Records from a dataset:

↓↓↓

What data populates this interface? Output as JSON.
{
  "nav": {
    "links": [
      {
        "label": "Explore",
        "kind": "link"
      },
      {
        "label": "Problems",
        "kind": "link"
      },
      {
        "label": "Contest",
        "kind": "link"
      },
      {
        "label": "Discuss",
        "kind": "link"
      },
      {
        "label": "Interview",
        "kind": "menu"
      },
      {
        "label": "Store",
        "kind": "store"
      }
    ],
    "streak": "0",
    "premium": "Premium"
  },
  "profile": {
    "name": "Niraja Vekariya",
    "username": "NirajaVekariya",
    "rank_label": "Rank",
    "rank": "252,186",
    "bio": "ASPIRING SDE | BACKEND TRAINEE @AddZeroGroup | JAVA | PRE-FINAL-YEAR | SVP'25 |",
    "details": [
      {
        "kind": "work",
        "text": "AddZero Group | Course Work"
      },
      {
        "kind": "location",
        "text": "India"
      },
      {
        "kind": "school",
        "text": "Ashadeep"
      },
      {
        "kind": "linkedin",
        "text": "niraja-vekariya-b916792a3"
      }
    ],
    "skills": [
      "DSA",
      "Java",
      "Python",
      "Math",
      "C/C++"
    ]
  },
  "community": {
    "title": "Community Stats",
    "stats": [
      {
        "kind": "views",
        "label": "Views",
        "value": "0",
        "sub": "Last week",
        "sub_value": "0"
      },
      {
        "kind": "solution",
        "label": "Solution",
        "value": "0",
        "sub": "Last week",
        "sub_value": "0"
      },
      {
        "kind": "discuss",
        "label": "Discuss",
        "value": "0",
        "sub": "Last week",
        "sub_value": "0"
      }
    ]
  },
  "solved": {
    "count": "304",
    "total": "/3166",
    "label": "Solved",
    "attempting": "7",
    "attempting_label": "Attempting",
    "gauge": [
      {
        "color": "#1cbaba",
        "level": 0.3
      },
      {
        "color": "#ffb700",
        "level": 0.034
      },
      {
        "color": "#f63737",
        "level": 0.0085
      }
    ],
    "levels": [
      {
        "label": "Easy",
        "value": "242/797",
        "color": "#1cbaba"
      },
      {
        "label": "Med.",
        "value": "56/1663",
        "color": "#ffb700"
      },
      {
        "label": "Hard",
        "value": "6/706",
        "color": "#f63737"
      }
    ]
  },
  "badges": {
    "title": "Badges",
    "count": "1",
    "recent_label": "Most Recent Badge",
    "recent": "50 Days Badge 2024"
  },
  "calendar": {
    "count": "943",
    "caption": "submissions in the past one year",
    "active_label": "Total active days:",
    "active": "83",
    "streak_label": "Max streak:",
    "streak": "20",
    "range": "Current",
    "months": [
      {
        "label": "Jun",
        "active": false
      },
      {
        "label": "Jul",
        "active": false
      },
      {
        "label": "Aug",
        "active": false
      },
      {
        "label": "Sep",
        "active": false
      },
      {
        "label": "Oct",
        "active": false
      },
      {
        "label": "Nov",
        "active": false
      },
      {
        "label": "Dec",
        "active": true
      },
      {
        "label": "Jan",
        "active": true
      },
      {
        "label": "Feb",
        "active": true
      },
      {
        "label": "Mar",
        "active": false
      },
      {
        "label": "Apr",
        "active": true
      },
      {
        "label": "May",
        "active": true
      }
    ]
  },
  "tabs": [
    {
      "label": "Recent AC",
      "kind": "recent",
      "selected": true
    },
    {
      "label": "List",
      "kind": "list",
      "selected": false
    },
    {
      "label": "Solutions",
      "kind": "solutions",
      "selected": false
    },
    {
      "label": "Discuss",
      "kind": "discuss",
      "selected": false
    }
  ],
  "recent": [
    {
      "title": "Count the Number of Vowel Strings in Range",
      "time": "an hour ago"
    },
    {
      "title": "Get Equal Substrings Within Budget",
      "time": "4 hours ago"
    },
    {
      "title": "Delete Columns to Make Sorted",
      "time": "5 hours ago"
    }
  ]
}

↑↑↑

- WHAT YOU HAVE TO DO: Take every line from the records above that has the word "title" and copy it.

- RESULT:
    "title": "Community Stats",
    "title": "Badges",
      "title": "Count the Number of Vowel Strings in Range",
      "title": "Get Equal Substrings Within Budget",
      "title": "Delete Columns to Make Sorted",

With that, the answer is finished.